The new Publisher Leadership Council includes Viacom, The New York Times, Dow Jones Online, Time Inc. and IAC. According to officials, the group’s members — most of whom typically compete with Microsoft for online ad dollars — will be provided with an opportunity to help shape the functionality and design of the PubCenter platform.
PubCenter ultimately promises to streamline the laborious process of selling online advertising by simplifying inventory management, forecasting, pricing and reporting. “It’s for anything a publisher has to worry about beyond creating content and sales,” said Scott Howe, corporate vp of Microsoft’s advertiser and publisher solutions group. “What we’re really focused on is the nuts and bolts of a publisher’s daily grind.”
According to Howe, most Web sites employ multiple vendors to assist with these various processes — ranging from companies like Salesforce.com to Adify to Microsoft’s own Rapt — which hinders their ability to sell ads in a timely fashion and often leads to executional errors.
“It’s still too hard for publishers,” he said. “Stuff slips through the cracks.
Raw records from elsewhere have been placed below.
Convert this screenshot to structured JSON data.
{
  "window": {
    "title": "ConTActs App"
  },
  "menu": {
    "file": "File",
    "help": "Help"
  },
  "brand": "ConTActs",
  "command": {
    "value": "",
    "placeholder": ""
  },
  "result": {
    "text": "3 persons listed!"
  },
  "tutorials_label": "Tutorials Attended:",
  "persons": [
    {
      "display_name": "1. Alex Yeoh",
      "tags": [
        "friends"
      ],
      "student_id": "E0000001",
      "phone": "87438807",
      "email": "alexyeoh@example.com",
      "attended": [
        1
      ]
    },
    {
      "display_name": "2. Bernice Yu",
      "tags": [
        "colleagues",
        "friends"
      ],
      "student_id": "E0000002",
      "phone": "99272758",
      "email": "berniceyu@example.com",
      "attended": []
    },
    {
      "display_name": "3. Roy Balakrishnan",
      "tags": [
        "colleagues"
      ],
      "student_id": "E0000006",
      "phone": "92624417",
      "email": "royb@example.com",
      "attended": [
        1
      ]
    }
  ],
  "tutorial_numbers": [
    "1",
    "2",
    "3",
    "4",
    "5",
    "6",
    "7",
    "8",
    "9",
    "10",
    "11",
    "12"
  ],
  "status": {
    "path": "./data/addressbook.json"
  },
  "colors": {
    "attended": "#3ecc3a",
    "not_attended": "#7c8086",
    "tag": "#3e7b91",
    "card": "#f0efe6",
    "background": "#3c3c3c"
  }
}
Many publishers can’t even manage inventory in real time.”
The hope is that the council can provide actionable suggestions that will help publishers across the interactive spectrum, and that Microsoft can become an industry leader on this issue. “We’ve invited them into the laboratory,” Howe said. “If some of our blueprints sort of leak out to the market, then so be it.”
Of course, Microsoft is not the only major industry player out to tackle the growing complexity of online advertising. Yahoo last year introduced APT, an ambitious platform that aimed at curing many of the industry’s processing ills by bringing more efficiency to buying and selling.
In addition, Publicis Groupe’s VivaKi was established last year with the goal of creating tools and solutions that address similar issues that plague the agency side of the business.